Betrayal, painful losses, devastating natural disasters, acts of terrorism, and mass shootings can all cast a physiological residue on those left in their wake. A neuroscientific footprint that extends far beyond the experiences that caused it, but into all aspects of our lives, trauma can jeopardize our ability to experience the very relationships that can help heal it.
In The Heart of Trauma: Healing the Embodied Brian in the Context of Relationships, Bonne Badenoch demonstrates how the safe sanctuaries of warm, loving relationships can help heal trauma, and how we can create them.
It has been said that successful therapy goes beyond talking. It is about feeling, sensing, and being with another person, or what Stephen Porges, who formulated the polyvagal theory calls, “accessing the third adaptive system and leveraging this system within the therapeutic setting to contain defense and enable co-regulation.”
Described as relational neuroscience, we are interwoven in ways that often lie beneath toureir conscious awareness, yet affect everyone around us. However, when we have experienced trauma, relating to others and ourselves becomes disrupted.
“If our right hemispheres harbor significant trauma in the form of unhealed fear and pain, or we feel overwhelmed by the sheer volume of incoming information, we may adaptively shift toward the left dominance in an effort to protect ourselves from a crippling onslaught of unmanageable inner and outer experience,” writes Badenoch.
Trauma is an embodied experience, affecting all of the neural pathways in our bodies, from our brains, muscles, autonomic nervous system, and primary emotional-motivational systems. The result, Badenoch writes, is “the kind of remembering that is always experienced as happening right now, no matter how distant the original event.”
Healing trauma, then, requires a presence that recognizes not only the disconfirming experience, but also what was needed but unavailable at the time of the trauma.
“Lack of support in the midst of wounding seems central to the movement from potential trauma to embedded trauma and the provision of support that is responsive to the particular nature of the wounds is equally central to healing,” writes Badenoch.

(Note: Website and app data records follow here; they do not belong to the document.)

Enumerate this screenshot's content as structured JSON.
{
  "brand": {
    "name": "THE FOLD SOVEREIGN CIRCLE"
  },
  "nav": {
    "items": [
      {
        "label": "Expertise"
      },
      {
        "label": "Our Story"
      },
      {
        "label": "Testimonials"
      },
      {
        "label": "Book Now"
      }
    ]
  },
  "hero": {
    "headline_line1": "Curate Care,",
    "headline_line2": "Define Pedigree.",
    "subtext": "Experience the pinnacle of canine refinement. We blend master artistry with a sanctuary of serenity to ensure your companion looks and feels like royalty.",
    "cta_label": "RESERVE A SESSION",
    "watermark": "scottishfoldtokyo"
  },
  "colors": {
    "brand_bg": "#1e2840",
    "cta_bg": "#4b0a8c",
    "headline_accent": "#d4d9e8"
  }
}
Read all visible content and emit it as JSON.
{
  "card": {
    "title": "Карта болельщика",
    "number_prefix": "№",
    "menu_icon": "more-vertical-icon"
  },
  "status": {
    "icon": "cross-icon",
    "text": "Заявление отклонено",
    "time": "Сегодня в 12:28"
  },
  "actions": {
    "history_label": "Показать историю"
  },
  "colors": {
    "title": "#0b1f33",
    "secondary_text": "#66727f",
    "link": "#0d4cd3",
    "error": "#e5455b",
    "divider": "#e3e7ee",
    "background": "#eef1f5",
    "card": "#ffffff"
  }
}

Working with trauma, however, also requires that we expand our definition of it. Joseph Bobrow created the Coming Home Project, which demonstrates the pathogenic effects of isolation and dissociation on returning veterans. Addiction can also be viewed through a different lens. Badenoch references the work of Johann Hari, author of Chasing the Scream, who describes the opposite of addiction not as abstinence, but connection.
The task for counselors and therapists who work with trauma is to heed the brain’s persistent call for attachment while also remaining cognizant of the neuroscientific coupling of trauma into our everyday lives.
The ability to maintain connection while experiencing intense and unsettling feelings is regulated by our nervous system’s window of tolerance, which is continually expanding and contracting. However, when with another, it is the joined window of tolerance that allows us to plumb the depths and heights of feeling that would dysregulate us if we were on our own.
“My emerging fear and pain can be embraced by the wide window of your receptive ventral presence, and in this space, healing potentially unfolds,” writes Badenoch.
Healing attendance to others also requires that we look past diagnoses to a description of responses that respects our inherent need to adapt to our environment.
“When we broaden our perspective to include the implicit pain and the fear being protected, we may be able to gain a sense of its current necessity,” writes Badenoch.
Through understanding that our neural systems are uniquely orchestrated toward attachment and connection, therapists can help trauma survivors integrate the painful and frightening experiences through holding the disconfirmation while also offering the repairing collaborative experience that is needed to heal.
The questions Badenoch encourages her readers to ponder are: Is it possible for us to begin to let go of our expectations about the shape in which healing may arrive? Can we instead trust the treatment plan that is lying dormant within us all, to cultivate a safe space between two people in which healing can begin?
The requirement is not only that therapists expand their understanding of trauma, but of their neural presence, and the ways it can join with another to shift the experience from one of pain and fear, to one of connection, attachment, and attendance.
Deepening our understanding of the inherent desire for connection, our capacity to experience the traumatic events that disrupt it, and the relational presence that heals it, Badenoch’s book should be required reading for all therapists.
The Heart of Trauma: Healing the Embodied Brian in the Context of Relationships
Hardcover, 319 pages